196. Agreement Between Nasal Mid-turbinate And Nasopharyngeal Swab to Detect Streptococcus pneumoniae by Polymerase Chain Reaction in Children And Adults.
Session: Poster Abstract Session: Diagnostics: Bacteriology, Sequencing, and Resistance
Thursday, October 27, 2016
Room: Poster Hall
Posters
  • Poster_Agreement between nasal and nasopharyngeal swabs_IDWEEK_20161024(3)_DV.pdf (610.2 kB)
  • Background:

    Polymerase chain reaction (PCR) is a reliable method for detecting S. pneumoniae (SPN) carriage and the nasopharynx is the sampling site recommend by the WHO. Correct sampling from the nasopharynx is uncomfortable and requires execution by trained staff. Nasal mid-turbinate sampling is more convenient and feasible.

    Comparison of nasal and nasopharyngeal (NP) swabs using culture methods showed high concordance in detecting SPN carriage in youngest children with prevalent respiratory tract infections (RTI). Our goal was to determine the agreement between the NP and nasal swab to detect SPN carriage in children and adults using PCR.

    Methods: 

    In a prospective cohort study on influenza viral shedding in Canadian Hutterite communities, pairs of NP and nasal flocked swabs were obtained in participants with and without RTI. The stored samples were analysed for the presence of SPN using a real-time PCR assay targeting lytA gene.
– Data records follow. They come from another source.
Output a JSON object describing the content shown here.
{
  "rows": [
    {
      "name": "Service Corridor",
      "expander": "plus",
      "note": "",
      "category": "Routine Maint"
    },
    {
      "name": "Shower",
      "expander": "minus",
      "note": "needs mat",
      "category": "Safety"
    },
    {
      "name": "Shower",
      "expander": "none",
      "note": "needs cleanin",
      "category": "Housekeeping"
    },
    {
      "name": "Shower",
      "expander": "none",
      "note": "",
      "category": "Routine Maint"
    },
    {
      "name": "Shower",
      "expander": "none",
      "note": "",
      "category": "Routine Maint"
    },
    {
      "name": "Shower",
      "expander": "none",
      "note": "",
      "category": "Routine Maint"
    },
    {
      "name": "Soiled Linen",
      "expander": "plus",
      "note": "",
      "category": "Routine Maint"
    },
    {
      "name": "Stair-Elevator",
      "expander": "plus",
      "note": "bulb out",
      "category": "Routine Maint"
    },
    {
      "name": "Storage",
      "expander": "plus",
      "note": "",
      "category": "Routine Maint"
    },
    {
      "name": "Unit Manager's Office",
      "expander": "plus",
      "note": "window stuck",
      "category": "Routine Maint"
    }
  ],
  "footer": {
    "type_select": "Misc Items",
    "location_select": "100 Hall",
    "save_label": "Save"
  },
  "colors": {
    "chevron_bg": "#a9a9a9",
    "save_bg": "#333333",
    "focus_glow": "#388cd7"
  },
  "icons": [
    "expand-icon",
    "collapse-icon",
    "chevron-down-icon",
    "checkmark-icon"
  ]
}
We determined sensitivity and specificity of the nasal swab with the NP swab as reference standard and applied McNemar’s test for differences in proportions. We assessed the difference in means of log10copies/ml SPN using the paired sample t-test.

    Results: 

    Of 152 individuals 53 (34.9%) tested positive for SPN. Median age (range) was 11 (0-74) years. Ninety-seven (63.8%) subjects had at least one symptom suggesting ARI with the highest proportion (91%) among children < 6 years of age.

    Overall sensitivity of the nasal swab was 67.4% [95% confidence interval (CI) 51.5-80.9], and specificity was 90.8% (95% CI 83.8-95.5). Sensitivity was 95.2% (95% CI 76.2- 99.9) in children < 6 years of age but was only 52.6 (95% CI 28.9-75.6) in 6-15 year olds. The difference in proportions of subjects positive in the NP swab (29.3%) compared to those with a positive nasal swab (25.7%) was not statistically significant (P=.54). The difference in mean SPN log10copies/ml was -0.06 (SD 1.4) (P=.83).

    Conclusion: 

    PCR from nasal and NP specimen yielded similar SPN log amounts. Consistent with previous studies agreement between NP and nasal swab was high in youngest children where the less convenient NP swab could be substituted by a nasal swab. This did not hold true for older children and adults.

    Danielle Vuichard, MD, Department of Clinical Epidemiology and Biostatistics, McMaster University, Hamilton, ON, Canada, Pardeep Singh, BSc, Clinical Epidemiology and Biostatistics, McMaster University, Hamilton, ON, Canada, Kathy Luinstra, ,, St. Joseph's Healthcare, Hamilton, ON, Canada, Jennifer Newton, ,, Michael G. Degroote Institute for Infectious Diseases Research, McMaster University, Hamilton, ON, Canada, Mark Loeb, MD, MSc, McMaster University, Hamilton, ON, Canada and Marek Smieja, MD, PhD, St. Joseph's Healthcare/McMaster University, Hamilton, ON, Canada

    Disclosures:

    D. Vuichard, None

    P. Singh, None

    K. Luinstra, None

    J. Newton, None

    M. Loeb, None

    M. Smieja, None

    Findings in the abstracts are embargoed until 12:01 a.m. CDT, Wednesday Oct. 26th with the exception of research findings presented at the IDWeek press conferences.